Click below to let us know you read this article, and wikiHow will donate to World Possible on your behalf. Thanks for helping us achieve our mission of helping everyone learn how to do anything.

I want to be counted!
Community Q&A
How do I delete a file?
Answered by Pur3k0912
You can right click and delete. Afterwards you should go to your Trash and empty it. This will delete it off the main layer of the hard drive.
I know where my downloads are but it is asking me to choose an application that will open a file. What do I do? Answered by wikiHow Contributor
The file that you downloaded probably requires an additional program to open. For example, if you downloaded an .aep file, you will need to use Adobe Aftereffects to open it. If you’re unsure, try Googling “how to open [file type].”
Why must opening a downloaded file go through an app? Why can’t it go directly? Answered by wikiHow Contributor
It’s because each downloaded file is of a particular type, which is recognized and executed by a particular application designed specifically for that type of file.
How do I start typing in a form when opened? I start to put details on the form and all I get is blank where I want to put a letter or number.
Answered by Pur3k0912
The file may not be able to be edited in such way as typing over them. You may have to print it out and write in the answers.
I downloaded records from a well known paid archival site. I cannot open the file unless I open the site they were downloaded from. How can I open these without using the site? Answered by wikiHow Contributor
Try to export it to a different file format. Try .doc If you are on Windows or .gdoc if you are on ChromeOS.
What is the best default software on Windows 10 to use for downloading?
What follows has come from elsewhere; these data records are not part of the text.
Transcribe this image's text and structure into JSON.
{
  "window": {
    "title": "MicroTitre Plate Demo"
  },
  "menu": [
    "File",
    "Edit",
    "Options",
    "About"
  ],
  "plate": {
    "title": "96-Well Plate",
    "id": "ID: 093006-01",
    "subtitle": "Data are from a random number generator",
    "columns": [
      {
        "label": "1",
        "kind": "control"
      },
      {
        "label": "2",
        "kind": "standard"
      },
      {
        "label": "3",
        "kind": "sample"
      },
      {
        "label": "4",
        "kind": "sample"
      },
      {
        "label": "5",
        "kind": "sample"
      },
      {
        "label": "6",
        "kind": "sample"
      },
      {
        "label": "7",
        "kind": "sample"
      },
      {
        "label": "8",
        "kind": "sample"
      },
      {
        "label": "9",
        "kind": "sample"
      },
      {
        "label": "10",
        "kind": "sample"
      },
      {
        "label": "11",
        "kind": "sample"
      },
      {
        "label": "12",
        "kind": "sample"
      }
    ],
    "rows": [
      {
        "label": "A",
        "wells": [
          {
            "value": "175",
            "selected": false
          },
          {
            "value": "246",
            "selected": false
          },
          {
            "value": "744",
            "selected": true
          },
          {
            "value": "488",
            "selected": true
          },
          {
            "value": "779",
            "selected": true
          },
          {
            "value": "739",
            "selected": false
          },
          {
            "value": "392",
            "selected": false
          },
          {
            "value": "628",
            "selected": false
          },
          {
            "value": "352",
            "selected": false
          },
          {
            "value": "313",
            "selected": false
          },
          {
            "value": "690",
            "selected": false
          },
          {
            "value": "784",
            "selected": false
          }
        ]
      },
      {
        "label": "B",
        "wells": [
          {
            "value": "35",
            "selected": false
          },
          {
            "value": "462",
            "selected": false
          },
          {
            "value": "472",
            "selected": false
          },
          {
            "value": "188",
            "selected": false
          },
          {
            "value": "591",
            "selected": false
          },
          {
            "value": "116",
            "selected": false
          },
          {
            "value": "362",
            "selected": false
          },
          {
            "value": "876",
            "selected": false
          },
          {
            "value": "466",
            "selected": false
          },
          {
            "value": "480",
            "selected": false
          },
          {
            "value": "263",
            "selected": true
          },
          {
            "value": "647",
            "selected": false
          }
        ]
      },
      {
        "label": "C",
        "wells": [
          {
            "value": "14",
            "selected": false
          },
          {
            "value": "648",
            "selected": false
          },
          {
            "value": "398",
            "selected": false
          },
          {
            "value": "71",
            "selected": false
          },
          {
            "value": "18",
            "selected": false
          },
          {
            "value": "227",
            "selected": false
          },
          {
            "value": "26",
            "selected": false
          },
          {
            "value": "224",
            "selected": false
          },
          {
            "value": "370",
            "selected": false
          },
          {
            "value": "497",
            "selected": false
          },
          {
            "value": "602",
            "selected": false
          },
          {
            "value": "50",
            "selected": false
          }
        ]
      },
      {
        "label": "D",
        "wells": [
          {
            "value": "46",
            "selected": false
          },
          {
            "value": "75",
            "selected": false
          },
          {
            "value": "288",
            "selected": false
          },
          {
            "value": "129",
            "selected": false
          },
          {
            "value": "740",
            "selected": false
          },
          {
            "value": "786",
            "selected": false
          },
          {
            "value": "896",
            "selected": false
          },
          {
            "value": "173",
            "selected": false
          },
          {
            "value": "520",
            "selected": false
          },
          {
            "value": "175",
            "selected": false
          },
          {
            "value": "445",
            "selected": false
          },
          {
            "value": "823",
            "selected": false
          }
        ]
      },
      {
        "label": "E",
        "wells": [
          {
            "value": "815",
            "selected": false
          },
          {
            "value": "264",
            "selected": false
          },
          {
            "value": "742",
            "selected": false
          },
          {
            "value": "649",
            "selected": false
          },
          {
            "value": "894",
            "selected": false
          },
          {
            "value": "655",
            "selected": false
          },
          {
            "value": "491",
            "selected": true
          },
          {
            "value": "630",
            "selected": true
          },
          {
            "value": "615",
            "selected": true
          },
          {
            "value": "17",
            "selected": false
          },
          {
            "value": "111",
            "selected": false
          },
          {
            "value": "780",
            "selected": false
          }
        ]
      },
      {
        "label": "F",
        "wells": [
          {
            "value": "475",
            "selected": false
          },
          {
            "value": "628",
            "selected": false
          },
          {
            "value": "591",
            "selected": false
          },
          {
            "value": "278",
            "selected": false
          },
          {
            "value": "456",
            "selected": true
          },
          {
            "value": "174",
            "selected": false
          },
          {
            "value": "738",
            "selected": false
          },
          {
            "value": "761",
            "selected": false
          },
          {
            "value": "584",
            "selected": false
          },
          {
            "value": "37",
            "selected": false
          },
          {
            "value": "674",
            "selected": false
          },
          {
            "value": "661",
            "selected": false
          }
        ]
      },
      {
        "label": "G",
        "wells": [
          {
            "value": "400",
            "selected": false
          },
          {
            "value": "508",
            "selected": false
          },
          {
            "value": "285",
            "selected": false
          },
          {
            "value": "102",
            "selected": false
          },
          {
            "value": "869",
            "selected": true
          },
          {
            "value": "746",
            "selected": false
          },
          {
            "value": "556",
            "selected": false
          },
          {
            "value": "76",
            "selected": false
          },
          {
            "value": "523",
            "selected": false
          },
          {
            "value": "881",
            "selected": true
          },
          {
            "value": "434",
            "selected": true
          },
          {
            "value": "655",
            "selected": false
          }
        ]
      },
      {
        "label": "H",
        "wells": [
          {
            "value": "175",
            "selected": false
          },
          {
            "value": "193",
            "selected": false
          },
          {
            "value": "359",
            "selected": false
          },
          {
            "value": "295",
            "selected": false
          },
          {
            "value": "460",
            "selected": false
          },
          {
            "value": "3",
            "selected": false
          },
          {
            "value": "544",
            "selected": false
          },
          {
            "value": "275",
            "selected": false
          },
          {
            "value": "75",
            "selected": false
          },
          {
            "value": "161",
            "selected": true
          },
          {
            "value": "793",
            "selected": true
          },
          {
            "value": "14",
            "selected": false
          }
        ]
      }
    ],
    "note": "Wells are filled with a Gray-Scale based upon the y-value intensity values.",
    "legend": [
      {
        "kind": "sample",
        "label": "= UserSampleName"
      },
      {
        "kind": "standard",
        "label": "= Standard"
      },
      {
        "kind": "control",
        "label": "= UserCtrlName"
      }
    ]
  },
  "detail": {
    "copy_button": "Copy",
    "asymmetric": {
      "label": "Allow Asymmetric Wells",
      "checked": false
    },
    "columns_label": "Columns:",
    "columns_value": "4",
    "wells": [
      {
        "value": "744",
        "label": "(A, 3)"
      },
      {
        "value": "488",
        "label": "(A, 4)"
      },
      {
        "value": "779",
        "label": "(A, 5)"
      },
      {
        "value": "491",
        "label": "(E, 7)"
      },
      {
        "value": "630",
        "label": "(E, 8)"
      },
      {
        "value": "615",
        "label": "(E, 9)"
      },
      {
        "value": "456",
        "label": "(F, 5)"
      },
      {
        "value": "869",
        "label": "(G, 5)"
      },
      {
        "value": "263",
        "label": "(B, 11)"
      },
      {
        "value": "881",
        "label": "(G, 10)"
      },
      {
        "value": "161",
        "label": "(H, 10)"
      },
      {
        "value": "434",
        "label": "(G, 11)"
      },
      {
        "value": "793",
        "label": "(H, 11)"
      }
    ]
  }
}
Answered by wikiHow Contributor
Microsoft Edge is the newest web browser in Windows 10 that allows downloading.
Related wikiHows
How to
Check Your Chrome Downloads
How to
Open a PHP File
How to
Open a .Zip File Without Winzip
How to
Open EXE Files
How to
Resize a JPEG
How to
Check Computer Specifications
How to
Make a Zip File
How to
Access Another Computer from Your Computer
How to
Change a File Extension
How to
Copy and Paste
About This Article
Co-authors: 7
Updated: January 9, 2016
Views: 65,741
Categories: Featured Articles | Basic Computer Skills
Sources and Attribution
Is this article up to date?
Yes
No